[Prompt] Copy the records below exactly, leaving out any pictures.

[Records supplied]
┌──

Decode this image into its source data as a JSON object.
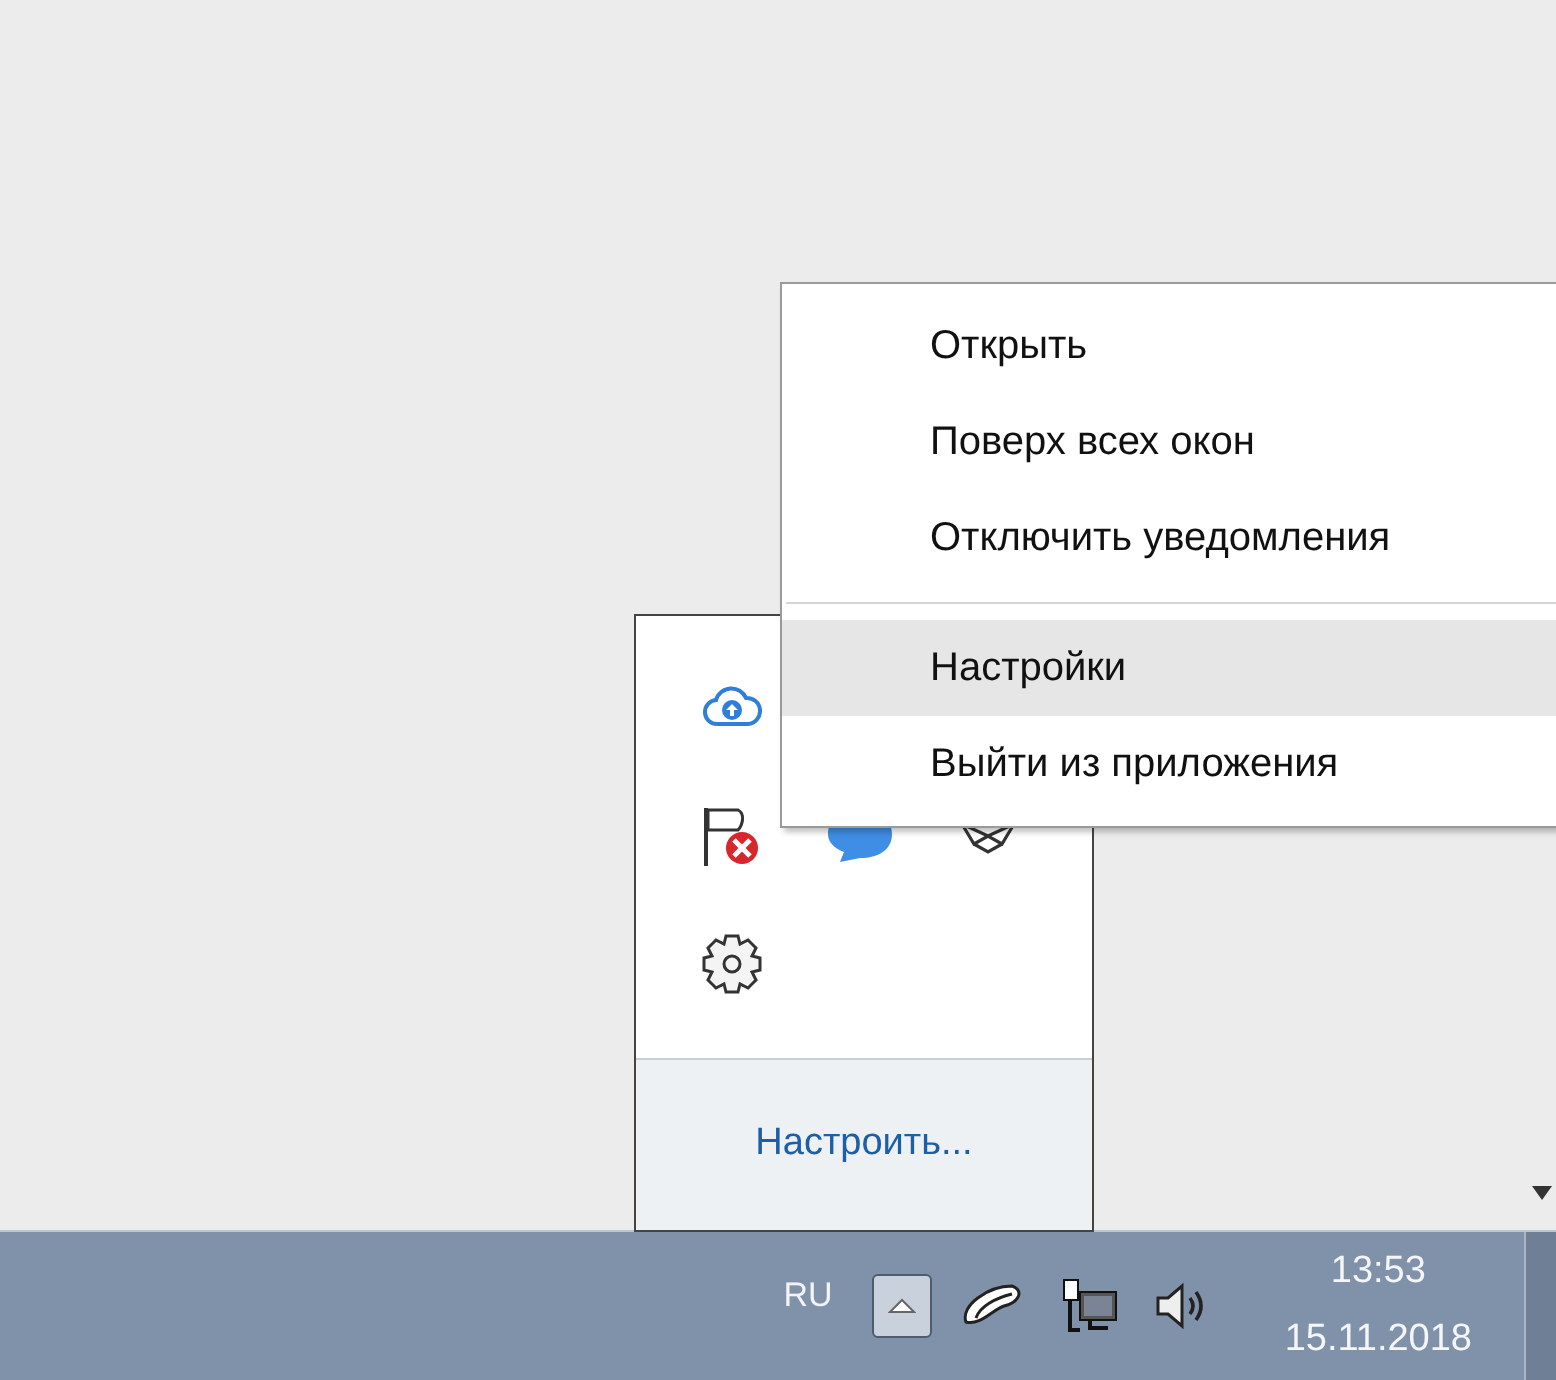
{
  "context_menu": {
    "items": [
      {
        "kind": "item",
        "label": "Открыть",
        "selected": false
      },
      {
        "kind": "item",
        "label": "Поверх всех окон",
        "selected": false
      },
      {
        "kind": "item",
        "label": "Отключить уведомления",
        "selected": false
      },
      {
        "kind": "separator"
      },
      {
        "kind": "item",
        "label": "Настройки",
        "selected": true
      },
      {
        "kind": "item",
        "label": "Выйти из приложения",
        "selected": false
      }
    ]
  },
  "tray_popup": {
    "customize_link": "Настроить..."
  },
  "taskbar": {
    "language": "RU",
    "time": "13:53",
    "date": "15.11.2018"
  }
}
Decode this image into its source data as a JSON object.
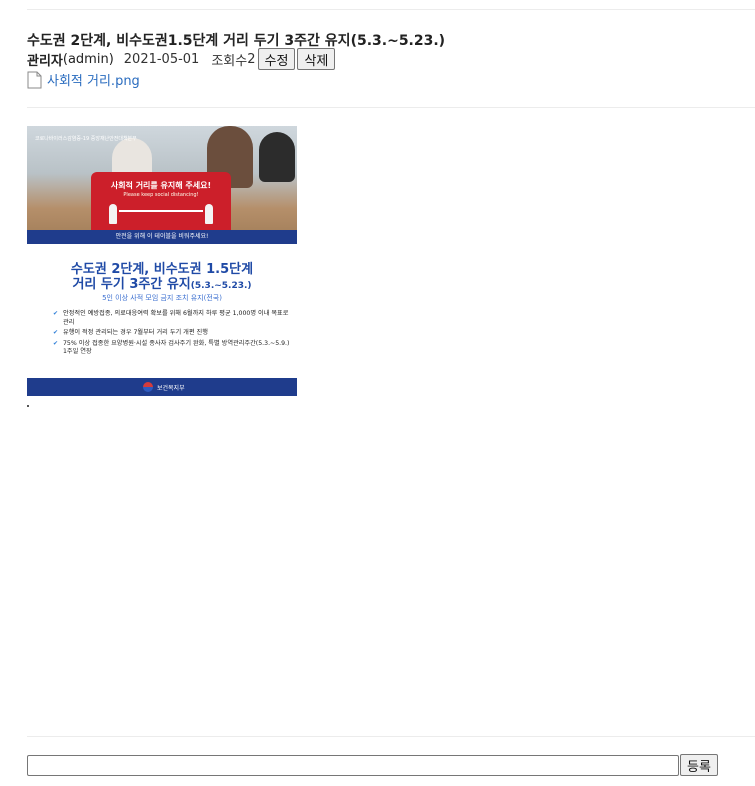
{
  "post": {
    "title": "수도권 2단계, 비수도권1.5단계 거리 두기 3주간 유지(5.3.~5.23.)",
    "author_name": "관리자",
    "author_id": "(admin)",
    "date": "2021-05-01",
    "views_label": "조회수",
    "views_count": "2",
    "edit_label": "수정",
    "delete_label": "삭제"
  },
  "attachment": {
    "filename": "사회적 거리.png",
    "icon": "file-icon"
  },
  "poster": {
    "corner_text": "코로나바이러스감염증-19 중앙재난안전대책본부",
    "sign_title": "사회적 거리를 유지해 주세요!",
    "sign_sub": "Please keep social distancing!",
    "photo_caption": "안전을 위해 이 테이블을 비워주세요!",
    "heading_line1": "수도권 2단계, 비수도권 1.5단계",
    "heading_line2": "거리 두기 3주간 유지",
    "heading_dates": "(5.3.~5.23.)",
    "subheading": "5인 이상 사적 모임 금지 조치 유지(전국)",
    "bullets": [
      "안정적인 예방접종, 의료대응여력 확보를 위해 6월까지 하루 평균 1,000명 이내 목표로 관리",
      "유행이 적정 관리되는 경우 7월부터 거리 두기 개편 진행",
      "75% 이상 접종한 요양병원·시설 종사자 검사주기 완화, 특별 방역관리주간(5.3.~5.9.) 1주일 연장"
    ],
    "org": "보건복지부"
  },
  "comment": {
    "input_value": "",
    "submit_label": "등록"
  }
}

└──

[Result of this task]
Decode this image into its source data as a JSON object.
{
  "context_menu": {
    "items": [
      {
        "kind": "item",
        "label": "Открыть",
        "selected": false
      },
      {
        "kind": "item",
        "label": "Поверх всех окон",
        "selected": false
      },
      {
        "kind": "item",
        "label": "Отключить уведомления",
        "selected": false
      },
      {
        "kind": "separator"
      },
      {
        "kind": "item",
        "label": "Настройки",
        "selected": true
      },
      {
        "kind": "item",
        "label": "Выйти из приложения",
        "selected": false
      }
    ]
  },
  "tray_popup": {
    "customize_link": "Настроить..."
  },
  "taskbar": {
    "language": "RU",
    "time": "13:53",
    "date": "15.11.2018"
  }
}
Decode this image into its source data as a JSON object.
{
  "post": {
    "title": "수도권 2단계, 비수도권1.5단계 거리 두기 3주간 유지(5.3.~5.23.)",
    "author_name": "관리자",
    "author_id": "(admin)",
    "date": "2021-05-01",
    "views_label": "조회수",
    "views_count": "2",
    "edit_label": "수정",
    "delete_label": "삭제"
  },
  "attachment": {
    "filename": "사회적 거리.png",
    "icon": "file-icon"
  },
  "poster": {
    "corner_text": "코로나바이러스감염증-19 중앙재난안전대책본부",
    "sign_title": "사회적 거리를 유지해 주세요!",
    "sign_sub": "Please keep social distancing!",
    "photo_caption": "안전을 위해 이 테이블을 비워주세요!",
    "heading_line1": "수도권 2단계, 비수도권 1.5단계",
    "heading_line2": "거리 두기 3주간 유지",
    "heading_dates": "(5.3.~5.23.)",
    "subheading": "5인 이상 사적 모임 금지 조치 유지(전국)",
    "bullets": [
      "안정적인 예방접종, 의료대응여력 확보를 위해 6월까지 하루 평균 1,000명 이내 목표로 관리",
      "유행이 적정 관리되는 경우 7월부터 거리 두기 개편 진행",
      "75% 이상 접종한 요양병원·시설 종사자 검사주기 완화, 특별 방역관리주간(5.3.~5.9.) 1주일 연장"
    ],
    "org": "보건복지부"
  },
  "comment": {
    "input_value": "",
    "submit_label": "등록"
  }
}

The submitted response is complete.